### Work to be completed:
The answer is the complete listing below, written out again exactly.

### Extracted records:
▽

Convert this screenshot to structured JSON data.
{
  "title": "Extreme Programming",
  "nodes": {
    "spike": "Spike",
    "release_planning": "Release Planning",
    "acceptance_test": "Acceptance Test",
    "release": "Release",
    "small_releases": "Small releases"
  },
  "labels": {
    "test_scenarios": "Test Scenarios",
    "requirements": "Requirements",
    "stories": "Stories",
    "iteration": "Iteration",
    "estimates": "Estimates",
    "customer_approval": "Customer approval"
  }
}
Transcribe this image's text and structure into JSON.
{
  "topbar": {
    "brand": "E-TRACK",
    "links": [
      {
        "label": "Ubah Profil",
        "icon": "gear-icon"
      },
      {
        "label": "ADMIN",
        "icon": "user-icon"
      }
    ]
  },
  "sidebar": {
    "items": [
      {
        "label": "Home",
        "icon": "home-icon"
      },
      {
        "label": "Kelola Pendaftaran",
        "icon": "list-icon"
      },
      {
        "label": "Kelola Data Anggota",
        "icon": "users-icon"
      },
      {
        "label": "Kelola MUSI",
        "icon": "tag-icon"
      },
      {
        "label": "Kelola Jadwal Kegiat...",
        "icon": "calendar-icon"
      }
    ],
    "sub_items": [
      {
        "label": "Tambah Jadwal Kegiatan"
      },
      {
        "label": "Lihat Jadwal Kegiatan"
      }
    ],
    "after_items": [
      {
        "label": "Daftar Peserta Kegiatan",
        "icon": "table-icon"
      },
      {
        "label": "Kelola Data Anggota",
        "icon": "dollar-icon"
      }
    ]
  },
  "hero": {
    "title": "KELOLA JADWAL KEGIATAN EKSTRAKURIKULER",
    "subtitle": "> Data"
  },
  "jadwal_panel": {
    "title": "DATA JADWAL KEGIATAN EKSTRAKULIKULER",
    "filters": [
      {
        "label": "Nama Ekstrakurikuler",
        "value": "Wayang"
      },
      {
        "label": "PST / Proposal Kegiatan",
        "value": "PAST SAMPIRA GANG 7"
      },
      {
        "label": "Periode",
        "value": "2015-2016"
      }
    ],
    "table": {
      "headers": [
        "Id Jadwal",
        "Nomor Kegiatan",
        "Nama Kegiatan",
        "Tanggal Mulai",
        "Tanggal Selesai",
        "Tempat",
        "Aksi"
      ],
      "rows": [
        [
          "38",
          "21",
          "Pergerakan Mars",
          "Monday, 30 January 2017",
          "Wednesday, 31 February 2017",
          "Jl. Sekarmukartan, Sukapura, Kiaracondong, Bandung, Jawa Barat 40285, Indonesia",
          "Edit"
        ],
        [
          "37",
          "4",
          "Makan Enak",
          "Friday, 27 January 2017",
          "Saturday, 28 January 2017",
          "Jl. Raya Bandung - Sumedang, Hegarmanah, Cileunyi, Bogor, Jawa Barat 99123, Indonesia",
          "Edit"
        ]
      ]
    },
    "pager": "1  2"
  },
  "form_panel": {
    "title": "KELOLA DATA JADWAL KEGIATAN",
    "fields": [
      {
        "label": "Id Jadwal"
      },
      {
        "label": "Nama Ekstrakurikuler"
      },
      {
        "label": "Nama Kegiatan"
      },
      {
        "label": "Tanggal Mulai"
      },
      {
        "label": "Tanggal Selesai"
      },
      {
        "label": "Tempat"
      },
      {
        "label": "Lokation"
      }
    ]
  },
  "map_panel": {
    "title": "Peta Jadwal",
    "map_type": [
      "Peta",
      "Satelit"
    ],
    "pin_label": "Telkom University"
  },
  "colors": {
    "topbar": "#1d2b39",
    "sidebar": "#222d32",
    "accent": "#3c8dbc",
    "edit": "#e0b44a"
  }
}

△

### Answer space:
Convert this screenshot to structured JSON data.
{
  "title": "Extreme Programming",
  "nodes": {
    "spike": "Spike",
    "release_planning": "Release Planning",
    "acceptance_test": "Acceptance Test",
    "release": "Release",
    "small_releases": "Small releases"
  },
  "labels": {
    "test_scenarios": "Test Scenarios",
    "requirements": "Requirements",
    "stories": "Stories",
    "iteration": "Iteration",
    "estimates": "Estimates",
    "customer_approval": "Customer approval"
  }
}
Transcribe this image's text and structure into JSON.
{
  "topbar": {
    "brand": "E-TRACK",
    "links": [
      {
        "label": "Ubah Profil",
        "icon": "gear-icon"
      },
      {
        "label": "ADMIN",
        "icon": "user-icon"
      }
    ]
  },
  "sidebar": {
    "items": [
      {
        "label": "Home",
        "icon": "home-icon"
      },
      {
        "label": "Kelola Pendaftaran",
        "icon": "list-icon"
      },
      {
        "label": "Kelola Data Anggota",
        "icon": "users-icon"
      },
      {
        "label": "Kelola MUSI",
        "icon": "tag-icon"
      },
      {
        "label": "Kelola Jadwal Kegiat...",
        "icon": "calendar-icon"
      }
    ],
    "sub_items": [
      {
        "label": "Tambah Jadwal Kegiatan"
      },
      {
        "label": "Lihat Jadwal Kegiatan"
      }
    ],
    "after_items": [
      {
        "label": "Daftar Peserta Kegiatan",
        "icon": "table-icon"
      },
      {
        "label": "Kelola Data Anggota",
        "icon": "dollar-icon"
      }
    ]
  },
  "hero": {
    "title": "KELOLA JADWAL KEGIATAN EKSTRAKURIKULER",
    "subtitle": "> Data"
  },
  "jadwal_panel": {
    "title": "DATA JADWAL KEGIATAN EKSTRAKULIKULER",
    "filters": [
      {
        "label": "Nama Ekstrakurikuler",
        "value": "Wayang"
      },
      {
        "label": "PST / Proposal Kegiatan",
        "value": "PAST SAMPIRA GANG 7"
      },
      {
        "label": "Periode",
        "value": "2015-2016"
      }
    ],
    "table": {
      "headers": [
        "Id Jadwal",
        "Nomor Kegiatan",
        "Nama Kegiatan",
        "Tanggal Mulai",
        "Tanggal Selesai",
        "Tempat",
        "Aksi"
      ],
      "rows": [
        [
          "38",
          "21",
          "Pergerakan Mars",
          "Monday, 30 January 2017",
          "Wednesday, 31 February 2017",
          "Jl. Sekarmukartan, Sukapura, Kiaracondong, Bandung, Jawa Barat 40285, Indonesia",
          "Edit"
        ],
        [
          "37",
          "4",
          "Makan Enak",
          "Friday, 27 January 2017",
          "Saturday, 28 January 2017",
          "Jl. Raya Bandung - Sumedang, Hegarmanah, Cileunyi, Bogor, Jawa Barat 99123, Indonesia",
          "Edit"
        ]
      ]
    },
    "pager": "1  2"
  },
  "form_panel": {
    "title": "KELOLA DATA JADWAL KEGIATAN",
    "fields": [
      {
        "label": "Id Jadwal"
      },
      {
        "label": "Nama Ekstrakurikuler"
      },
      {
        "label": "Nama Kegiatan"
      },
      {
        "label": "Tanggal Mulai"
      },
      {
        "label": "Tanggal Selesai"
      },
      {
        "label": "Tempat"
      },
      {
        "label": "Lokation"
      }
    ]
  },
  "map_panel": {
    "title": "Peta Jadwal",
    "map_type": [
      "Peta",
      "Satelit"
    ],
    "pin_label": "Telkom University"
  },
  "colors": {
    "topbar": "#1d2b39",
    "sidebar": "#222d32",
    "accent": "#3c8dbc",
    "edit": "#e0b44a"
  }
}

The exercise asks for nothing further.